Most DLVAs are required to operate over large temperature ranges and, as such, any errors due to temperature effects must be minimized. Temperature variations will have an effect on the detector conversion factor, noise floor, and on the gain of the video amplifiers. DC offset caused by these variations will be present in the output of a DC coupled DLVA. The temperature effects on a DC coupled DLVA are the most complicated to overcome due to the very high linear video gain associated with signals close to the start logging area in the LVA. With this high gain, any movement in the detector, or any DC offset shift in the first linear video amplifier due to temperature change, will be translated as a huge DC offset in the log output. Attention must be given in the design to achieve a large degree of temperature stability. The use of tunnel diode detectors is an easy way of achieving good detector temperature stability.


Linearity of a DLVA can be explained as the deviation of the actual transfer function of a given DLVA from theoretical value of the logarithmic ratio. A noticeable linearity problem is the point at which the detector is moving from square law operation to linear and then to compression. This effect usually starts at the level of -20 to -10 dBm. To compensate for this effect, an additional logging stage is added in parallel at this point to increase the output onto the sum line. This effectively adds more gain to the upper logging stages in order to compensate for the compression of the detector conversion factor. This type of compensation is good for about 15 to 20 dB of input level above the detector break point; anything beyond this level must be solved in a more complicated detector design.


The input VSWR of a DLVA is determined by the match of the detector diode. The VSWR of the detector is worse at the transition point from square law to linear region. One way of improving this is by using the detector as a current source. This is done by connecting the detector into a virtual ground on the first linear video amplifier in the LVA (tunnel diode). Another way is to build a matching network at the input of the detector. This type of solution will result in loss of sensitivity and more restricted frequency bandwidth of the input RF signal.

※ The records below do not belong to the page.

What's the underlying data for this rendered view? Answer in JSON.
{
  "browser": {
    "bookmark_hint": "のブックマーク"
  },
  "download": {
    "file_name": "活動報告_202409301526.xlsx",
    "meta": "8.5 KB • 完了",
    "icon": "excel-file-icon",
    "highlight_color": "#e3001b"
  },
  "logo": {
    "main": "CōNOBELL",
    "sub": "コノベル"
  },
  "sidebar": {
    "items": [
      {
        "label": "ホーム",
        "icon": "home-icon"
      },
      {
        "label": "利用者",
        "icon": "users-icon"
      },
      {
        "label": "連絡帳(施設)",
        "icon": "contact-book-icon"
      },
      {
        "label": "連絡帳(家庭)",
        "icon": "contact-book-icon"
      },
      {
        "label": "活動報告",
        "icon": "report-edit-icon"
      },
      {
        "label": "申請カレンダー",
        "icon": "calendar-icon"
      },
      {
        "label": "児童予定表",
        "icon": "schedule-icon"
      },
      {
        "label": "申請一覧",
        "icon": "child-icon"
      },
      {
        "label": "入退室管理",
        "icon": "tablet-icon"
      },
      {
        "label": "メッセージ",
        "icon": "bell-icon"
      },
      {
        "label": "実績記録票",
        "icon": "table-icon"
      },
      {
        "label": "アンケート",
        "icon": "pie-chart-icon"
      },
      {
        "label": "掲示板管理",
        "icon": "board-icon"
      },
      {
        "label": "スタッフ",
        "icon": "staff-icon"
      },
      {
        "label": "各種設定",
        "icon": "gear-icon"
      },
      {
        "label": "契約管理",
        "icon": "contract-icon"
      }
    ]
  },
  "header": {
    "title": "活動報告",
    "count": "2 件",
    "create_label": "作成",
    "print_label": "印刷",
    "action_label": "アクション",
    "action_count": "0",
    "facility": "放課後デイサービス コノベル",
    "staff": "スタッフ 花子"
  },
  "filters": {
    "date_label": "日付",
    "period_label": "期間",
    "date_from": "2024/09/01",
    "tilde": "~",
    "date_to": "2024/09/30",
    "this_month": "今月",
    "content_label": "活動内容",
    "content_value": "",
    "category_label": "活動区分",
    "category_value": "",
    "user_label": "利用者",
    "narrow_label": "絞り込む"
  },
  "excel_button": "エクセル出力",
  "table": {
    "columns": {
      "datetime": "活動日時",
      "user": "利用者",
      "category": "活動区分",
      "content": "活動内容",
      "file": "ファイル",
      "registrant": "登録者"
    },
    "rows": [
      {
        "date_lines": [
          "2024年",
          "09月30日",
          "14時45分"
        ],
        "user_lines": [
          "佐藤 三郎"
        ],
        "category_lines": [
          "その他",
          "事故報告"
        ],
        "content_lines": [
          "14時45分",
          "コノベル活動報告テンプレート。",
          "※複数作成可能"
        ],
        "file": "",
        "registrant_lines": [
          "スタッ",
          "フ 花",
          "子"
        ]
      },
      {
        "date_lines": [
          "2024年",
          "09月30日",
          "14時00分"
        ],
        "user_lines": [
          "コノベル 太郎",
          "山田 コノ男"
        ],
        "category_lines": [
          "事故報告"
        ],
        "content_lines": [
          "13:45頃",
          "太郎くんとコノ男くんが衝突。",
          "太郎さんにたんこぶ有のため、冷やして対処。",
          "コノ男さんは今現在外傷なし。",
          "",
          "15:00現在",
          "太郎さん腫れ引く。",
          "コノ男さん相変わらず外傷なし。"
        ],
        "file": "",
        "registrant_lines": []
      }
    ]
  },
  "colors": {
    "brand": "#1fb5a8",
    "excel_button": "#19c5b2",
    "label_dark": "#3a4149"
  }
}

The lower end of the dynamic range of a DLVA is determined by the minimum detected signal at the detector. A common value for TSS of a Schottky detector is around -50 dBm per MHz. This value is then modified by the RF and video bandwidths. In some applications, where a wider dynamic range is required, the lowest input signal level will be below the minimum detected signal. Then RF gain must be introduced to the system. Because the dynamic range of the DLVA and the detector is limited, the system will have to be built out of a number of LVAs and detectors. In this configuration, the signal has two paths: one is through the RF amplifier and DLVA 1, and at the saturation point of DLVA 1 the signal is processed through DLVA 2. The summation of the two video signals will give an extended range DLVA.

Careful attention should be given to the temperature, frequency, and gain performance of the RF amplifier since that will affect the overall linearity performance. Another possible error is the level at which the output switches between DLVA 1 and DLVA 2. This error is controlled by the same manner the detector saturation error is handled.

The frequency response of a DLVA is solely determined by the detector that is capable of multi-octave high frequency responses.

Depending on the application, the DLVA can be AC or DC coupled. The DC coupled DLVA is required, operating up to and including CW or in a system with very high duty cycle pulses.

Recent advances in the design of RF amplifiers opened the way to a more realizable IF successive detection approach that has a much superior pulse performance and, at the same time, supplies a limited RF output. Though these advances are being made, the DLVA is still the most convenient approach for extra wide bandwidths (multi-octave), and for frequency bands above 10GHz, it is practically the only economical realizable approach.